**Required work**
You are asked to write out the full listing exactly as it stands.
--- Materials provided Enclosed Below ---
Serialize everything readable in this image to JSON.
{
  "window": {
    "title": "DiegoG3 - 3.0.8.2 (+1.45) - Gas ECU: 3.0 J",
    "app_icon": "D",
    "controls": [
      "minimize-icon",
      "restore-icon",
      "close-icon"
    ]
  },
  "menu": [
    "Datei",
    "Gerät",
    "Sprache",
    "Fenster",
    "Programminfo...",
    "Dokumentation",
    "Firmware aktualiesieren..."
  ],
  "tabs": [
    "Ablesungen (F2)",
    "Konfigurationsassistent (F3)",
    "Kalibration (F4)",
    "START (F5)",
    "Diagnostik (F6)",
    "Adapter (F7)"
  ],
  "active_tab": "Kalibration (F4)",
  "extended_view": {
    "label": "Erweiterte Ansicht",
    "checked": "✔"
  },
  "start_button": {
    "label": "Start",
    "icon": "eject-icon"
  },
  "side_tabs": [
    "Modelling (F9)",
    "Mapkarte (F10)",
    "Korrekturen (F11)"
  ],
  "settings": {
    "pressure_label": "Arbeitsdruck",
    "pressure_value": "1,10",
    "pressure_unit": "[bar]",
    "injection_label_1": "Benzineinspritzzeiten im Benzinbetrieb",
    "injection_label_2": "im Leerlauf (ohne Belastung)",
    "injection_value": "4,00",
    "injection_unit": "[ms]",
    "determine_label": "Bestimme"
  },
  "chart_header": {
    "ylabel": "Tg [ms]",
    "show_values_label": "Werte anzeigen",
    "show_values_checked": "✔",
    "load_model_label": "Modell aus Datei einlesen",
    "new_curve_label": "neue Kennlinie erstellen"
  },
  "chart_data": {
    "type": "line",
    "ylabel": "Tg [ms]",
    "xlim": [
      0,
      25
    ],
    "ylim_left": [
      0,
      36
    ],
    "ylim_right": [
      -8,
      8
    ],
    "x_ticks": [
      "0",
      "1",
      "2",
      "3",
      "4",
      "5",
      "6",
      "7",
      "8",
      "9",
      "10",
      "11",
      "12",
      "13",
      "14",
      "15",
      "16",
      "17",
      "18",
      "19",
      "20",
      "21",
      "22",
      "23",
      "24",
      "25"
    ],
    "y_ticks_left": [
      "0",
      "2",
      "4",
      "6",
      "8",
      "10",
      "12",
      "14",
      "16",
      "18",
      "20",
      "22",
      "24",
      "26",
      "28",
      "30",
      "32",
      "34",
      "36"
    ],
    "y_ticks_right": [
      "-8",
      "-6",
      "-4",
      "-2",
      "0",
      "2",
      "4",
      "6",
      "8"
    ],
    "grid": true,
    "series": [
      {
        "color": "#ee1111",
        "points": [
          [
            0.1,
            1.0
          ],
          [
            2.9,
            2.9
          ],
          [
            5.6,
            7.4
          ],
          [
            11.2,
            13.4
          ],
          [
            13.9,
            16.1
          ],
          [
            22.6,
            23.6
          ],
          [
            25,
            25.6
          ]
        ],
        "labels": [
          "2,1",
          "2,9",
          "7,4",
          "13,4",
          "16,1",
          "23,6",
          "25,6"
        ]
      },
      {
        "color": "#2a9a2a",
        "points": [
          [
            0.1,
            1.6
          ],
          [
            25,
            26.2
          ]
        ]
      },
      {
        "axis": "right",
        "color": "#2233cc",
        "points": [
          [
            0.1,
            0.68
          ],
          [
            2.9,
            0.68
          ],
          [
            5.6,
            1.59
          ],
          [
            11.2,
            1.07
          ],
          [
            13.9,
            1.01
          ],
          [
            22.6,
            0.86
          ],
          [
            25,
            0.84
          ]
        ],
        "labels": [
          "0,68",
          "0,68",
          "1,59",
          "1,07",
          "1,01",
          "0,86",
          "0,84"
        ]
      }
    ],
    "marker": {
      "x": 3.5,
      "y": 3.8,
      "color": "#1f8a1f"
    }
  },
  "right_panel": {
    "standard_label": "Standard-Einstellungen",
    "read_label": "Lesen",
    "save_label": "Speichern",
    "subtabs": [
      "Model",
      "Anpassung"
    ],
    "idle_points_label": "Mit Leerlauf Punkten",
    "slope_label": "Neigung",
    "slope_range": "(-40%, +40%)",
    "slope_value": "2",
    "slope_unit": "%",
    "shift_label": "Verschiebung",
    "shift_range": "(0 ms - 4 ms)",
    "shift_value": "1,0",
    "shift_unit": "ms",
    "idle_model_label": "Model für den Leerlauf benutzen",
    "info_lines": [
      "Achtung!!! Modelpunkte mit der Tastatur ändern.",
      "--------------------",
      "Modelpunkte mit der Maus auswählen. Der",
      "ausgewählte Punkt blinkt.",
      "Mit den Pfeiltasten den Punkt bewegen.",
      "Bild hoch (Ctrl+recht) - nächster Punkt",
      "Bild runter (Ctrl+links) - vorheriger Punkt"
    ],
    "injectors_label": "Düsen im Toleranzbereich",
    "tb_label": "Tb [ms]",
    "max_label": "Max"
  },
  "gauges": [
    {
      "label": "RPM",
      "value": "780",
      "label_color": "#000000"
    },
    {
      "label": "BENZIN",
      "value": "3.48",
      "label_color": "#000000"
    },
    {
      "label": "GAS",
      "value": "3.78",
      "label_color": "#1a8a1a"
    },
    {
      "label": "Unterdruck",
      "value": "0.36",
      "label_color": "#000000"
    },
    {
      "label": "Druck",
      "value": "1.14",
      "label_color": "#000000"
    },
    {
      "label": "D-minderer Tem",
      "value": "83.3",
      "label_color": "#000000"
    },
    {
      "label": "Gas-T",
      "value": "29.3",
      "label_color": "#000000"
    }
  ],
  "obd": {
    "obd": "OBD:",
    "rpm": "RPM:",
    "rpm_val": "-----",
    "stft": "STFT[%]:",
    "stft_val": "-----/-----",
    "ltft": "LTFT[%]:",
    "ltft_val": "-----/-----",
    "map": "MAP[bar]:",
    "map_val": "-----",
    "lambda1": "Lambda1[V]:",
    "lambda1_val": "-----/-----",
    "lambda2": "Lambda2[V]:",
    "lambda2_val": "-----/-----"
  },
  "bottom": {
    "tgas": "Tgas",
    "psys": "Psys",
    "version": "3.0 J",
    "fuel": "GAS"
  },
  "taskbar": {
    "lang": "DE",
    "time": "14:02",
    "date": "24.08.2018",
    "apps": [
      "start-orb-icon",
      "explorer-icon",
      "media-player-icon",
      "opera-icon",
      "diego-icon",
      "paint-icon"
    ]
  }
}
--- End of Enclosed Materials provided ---
**Result for this task**
Serialize everything readable in this image to JSON.
{
  "window": {
    "title": "DiegoG3 - 3.0.8.2 (+1.45) - Gas ECU: 3.0 J",
    "app_icon": "D",
    "controls": [
      "minimize-icon",
      "restore-icon",
      "close-icon"
    ]
  },
  "menu": [
    "Datei",
    "Gerät",
    "Sprache",
    "Fenster",
    "Programminfo...",
    "Dokumentation",
    "Firmware aktualiesieren..."
  ],
  "tabs": [
    "Ablesungen (F2)",
    "Konfigurationsassistent (F3)",
    "Kalibration (F4)",
    "START (F5)",
    "Diagnostik (F6)",
    "Adapter (F7)"
  ],
  "active_tab": "Kalibration (F4)",
  "extended_view": {
    "label": "Erweiterte Ansicht",
    "checked": "✔"
  },
  "start_button": {
    "label": "Start",
    "icon": "eject-icon"
  },
  "side_tabs": [
    "Modelling (F9)",
    "Mapkarte (F10)",
    "Korrekturen (F11)"
  ],
  "settings": {
    "pressure_label": "Arbeitsdruck",
    "pressure_value": "1,10",
    "pressure_unit": "[bar]",
    "injection_label_1": "Benzineinspritzzeiten im Benzinbetrieb",
    "injection_label_2": "im Leerlauf (ohne Belastung)",
    "injection_value": "4,00",
    "injection_unit": "[ms]",
    "determine_label": "Bestimme"
  },
  "chart_header": {
    "ylabel": "Tg [ms]",
    "show_values_label": "Werte anzeigen",
    "show_values_checked": "✔",
    "load_model_label": "Modell aus Datei einlesen",
    "new_curve_label": "neue Kennlinie erstellen"
  },
  "chart_data": {
    "type": "line",
    "ylabel": "Tg [ms]",
    "xlim": [
      0,
      25
    ],
    "ylim_left": [
      0,
      36
    ],
    "ylim_right": [
      -8,
      8
    ],
    "x_ticks": [
      "0",
      "1",
      "2",
      "3",
      "4",
      "5",
      "6",
      "7",
      "8",
      "9",
      "10",
      "11",
      "12",
      "13",
      "14",
      "15",
      "16",
      "17",
      "18",
      "19",
      "20",
      "21",
      "22",
      "23",
      "24",
      "25"
    ],
    "y_ticks_left": [
      "0",
      "2",
      "4",
      "6",
      "8",
      "10",
      "12",
      "14",
      "16",
      "18",
      "20",
      "22",
      "24",
      "26",
      "28",
      "30",
      "32",
      "34",
      "36"
    ],
    "y_ticks_right": [
      "-8",
      "-6",
      "-4",
      "-2",
      "0",
      "2",
      "4",
      "6",
      "8"
    ],
    "grid": true,
    "series": [
      {
        "color": "#ee1111",
        "points": [
          [
            0.1,
            1.0
          ],
          [
            2.9,
            2.9
          ],
          [
            5.6,
            7.4
          ],
          [
            11.2,
            13.4
          ],
          [
            13.9,
            16.1
          ],
          [
            22.6,
            23.6
          ],
          [
            25,
            25.6
          ]
        ],
        "labels": [
          "2,1",
          "2,9",
          "7,4",
          "13,4",
          "16,1",
          "23,6",
          "25,6"
        ]
      },
      {
        "color": "#2a9a2a",
        "points": [
          [
            0.1,
            1.6
          ],
          [
            25,
            26.2
          ]
        ]
      },
      {
        "axis": "right",
        "color": "#2233cc",
        "points": [
          [
            0.1,
            0.68
          ],
          [
            2.9,
            0.68
          ],
          [
            5.6,
            1.59
          ],
          [
            11.2,
            1.07
          ],
          [
            13.9,
            1.01
          ],
          [
            22.6,
            0.86
          ],
          [
            25,
            0.84
          ]
        ],
        "labels": [
          "0,68",
          "0,68",
          "1,59",
          "1,07",
          "1,01",
          "0,86",
          "0,84"
        ]
      }
    ],
    "marker": {
      "x": 3.5,
      "y": 3.8,
      "color": "#1f8a1f"
    }
  },
  "right_panel": {
    "standard_label": "Standard-Einstellungen",
    "read_label": "Lesen",
    "save_label": "Speichern",
    "subtabs": [
      "Model",
      "Anpassung"
    ],
    "idle_points_label": "Mit Leerlauf Punkten",
    "slope_label": "Neigung",
    "slope_range": "(-40%, +40%)",
    "slope_value": "2",
    "slope_unit": "%",
    "shift_label": "Verschiebung",
    "shift_range": "(0 ms - 4 ms)",
    "shift_value": "1,0",
    "shift_unit": "ms",
    "idle_model_label": "Model für den Leerlauf benutzen",
    "info_lines": [
      "Achtung!!! Modelpunkte mit der Tastatur ändern.",
      "--------------------",
      "Modelpunkte mit der Maus auswählen. Der",
      "ausgewählte Punkt blinkt.",
      "Mit den Pfeiltasten den Punkt bewegen.",
      "Bild hoch (Ctrl+recht) - nächster Punkt",
      "Bild runter (Ctrl+links) - vorheriger Punkt"
    ],
    "injectors_label": "Düsen im Toleranzbereich",
    "tb_label": "Tb [ms]",
    "max_label": "Max"
  },
  "gauges": [
    {
      "label": "RPM",
      "value": "780",
      "label_color": "#000000"
    },
    {
      "label": "BENZIN",
      "value": "3.48",
      "label_color": "#000000"
    },
    {
      "label": "GAS",
      "value": "3.78",
      "label_color": "#1a8a1a"
    },
    {
      "label": "Unterdruck",
      "value": "0.36",
      "label_color": "#000000"
    },
    {
      "label": "Druck",
      "value": "1.14",
      "label_color": "#000000"
    },
    {
      "label": "D-minderer Tem",
      "value": "83.3",
      "label_color": "#000000"
    },
    {
      "label": "Gas-T",
      "value": "29.3",
      "label_color": "#000000"
    }
  ],
  "obd": {
    "obd": "OBD:",
    "rpm": "RPM:",
    "rpm_val": "-----",
    "stft": "STFT[%]:",
    "stft_val": "-----/-----",
    "ltft": "LTFT[%]:",
    "ltft_val": "-----/-----",
    "map": "MAP[bar]:",
    "map_val": "-----",
    "lambda1": "Lambda1[V]:",
    "lambda1_val": "-----/-----",
    "lambda2": "Lambda2[V]:",
    "lambda2_val": "-----/-----"
  },
  "bottom": {
    "tgas": "Tgas",
    "psys": "Psys",
    "version": "3.0 J",
    "fuel": "GAS"
  },
  "taskbar": {
    "lang": "DE",
    "time": "14:02",
    "date": "24.08.2018",
    "apps": [
      "start-orb-icon",
      "explorer-icon",
      "media-player-icon",
      "opera-icon",
      "diego-icon",
      "paint-icon"
    ]
  }
}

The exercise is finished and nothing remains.